(Something good to put here could be an image of the guy who, instead of asking for money on the side of the road, handed out resumes… someone tweeted it, and by the end of the day, he had job offers from some very large Silicon Valley companies)
The mindset that lands opportunity
Setting specific goals, and then deciding that you’re worth the investment, is a mindset (a perspective) worth cultivating. Said simply, putting your own time and cash into advancing your skills demonstrates a commitment that will get noticed and respected by others.
The opposite is true, when you sit and wait for someone else to decide you’re worth investing in. By stalling on your growth, you encourage others to stall, ultimately leading to stagnation and missed opportunity (for you, and any team(s) you may work with).
When to invest in yourself
The best time to invest in yourself is when you’re feeling great about your progress and position.

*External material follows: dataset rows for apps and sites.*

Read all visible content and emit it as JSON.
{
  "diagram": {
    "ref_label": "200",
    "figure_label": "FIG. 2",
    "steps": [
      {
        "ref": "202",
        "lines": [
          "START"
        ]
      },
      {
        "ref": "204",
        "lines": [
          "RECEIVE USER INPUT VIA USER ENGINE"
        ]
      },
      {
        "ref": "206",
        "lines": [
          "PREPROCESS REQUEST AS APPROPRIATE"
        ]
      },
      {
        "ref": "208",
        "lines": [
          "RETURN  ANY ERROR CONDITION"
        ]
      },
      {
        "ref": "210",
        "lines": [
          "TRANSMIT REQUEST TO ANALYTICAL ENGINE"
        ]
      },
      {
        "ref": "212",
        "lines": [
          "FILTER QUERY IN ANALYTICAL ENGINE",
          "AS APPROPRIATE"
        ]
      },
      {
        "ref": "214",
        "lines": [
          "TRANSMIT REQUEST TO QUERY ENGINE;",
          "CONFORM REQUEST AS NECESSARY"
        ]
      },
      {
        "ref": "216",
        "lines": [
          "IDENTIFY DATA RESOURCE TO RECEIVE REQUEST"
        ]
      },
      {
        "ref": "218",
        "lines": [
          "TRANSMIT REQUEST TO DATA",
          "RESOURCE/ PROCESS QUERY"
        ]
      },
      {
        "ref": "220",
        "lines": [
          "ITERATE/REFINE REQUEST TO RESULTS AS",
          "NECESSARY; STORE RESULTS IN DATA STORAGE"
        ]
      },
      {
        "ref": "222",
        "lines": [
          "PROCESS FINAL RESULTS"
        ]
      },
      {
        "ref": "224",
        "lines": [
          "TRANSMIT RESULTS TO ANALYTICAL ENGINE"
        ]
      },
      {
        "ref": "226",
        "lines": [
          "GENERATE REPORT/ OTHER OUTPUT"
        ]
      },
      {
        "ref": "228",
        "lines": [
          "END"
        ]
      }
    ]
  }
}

The second best time to invest is when your curiosity grabs ahold of you and you cannot help but want to know more (about some skill or opportunity). The next best time to invest is when your excitement for your work has dwindled.
When investing in yourself is the hardest
Really, there is no time when investing in yourself is bad. But, there is a time when doing so is the hardest, which typically comes when you’ve stagnated so long that your confidence has eroded and your sense of worth has come into question.
If you’re feeling like you aren’t making a contribution, or doing something meaningful, then find ways to engulf yourself in reading, listening, and exposing yourself to people who are growth-oriented. Soak up ideas and wisdom wherever you can, and open yourself to exploring new areas of interest.
Three places you could go to meet people or explore new areas of interest include:
An international organization that helps people get past fear of public speaking. It’s excellent for anyone interested in improving in their speaking skills.
An online platform for finding people with similar interests. (Think: hiking, knitting, running, writing, etc)
- Local non-profits
Call a local non-profit whose mission inspires you and ask how you can get involved.
Setting yourself up for career growth
Four weeks after writing that check, Ellei took her hard-earned waitressing dollars, bought herself a used car, filled it with gas, put all her belongings into it, and drove from North Dakota to Baltimore, Maryland for her non-paid internship. In fact, she had to dole out additional cash for transportation to and from the internship.
Three weeks later, she filled her tank again and drove down to Asheville, North Carolina (a remarkably beautiful area of the world) to begin gaining the knowledge, skills, and resources needed to complete her undergraduate degree.
Something tells me that the time and money invested at Johns Hopkins will lead to additional internships, and ultimately admittance into their masters program in neuro science — an area of study that intrigues and inspires her greatly.
Here’s how to invest in your career
Rather than wait for someone to see your potential, or invest in you, consider taking Ellei’s approach:
1. Decide you’re worth investing in.
2. Decide how you want to invest in yourself.
3. Write the check.
4. Carve out the time.
5. Get into action.
Your experience with growing professionally
When was the last time you invested in yourself? What steps have you taken to advance your caeer? What did you learn? Did opportunities open up as a result?
I’d love to hear your stories. Please leave me a comment below, or email directly at Misti at Misti Burmeister dot com.
Here’s to your greatness,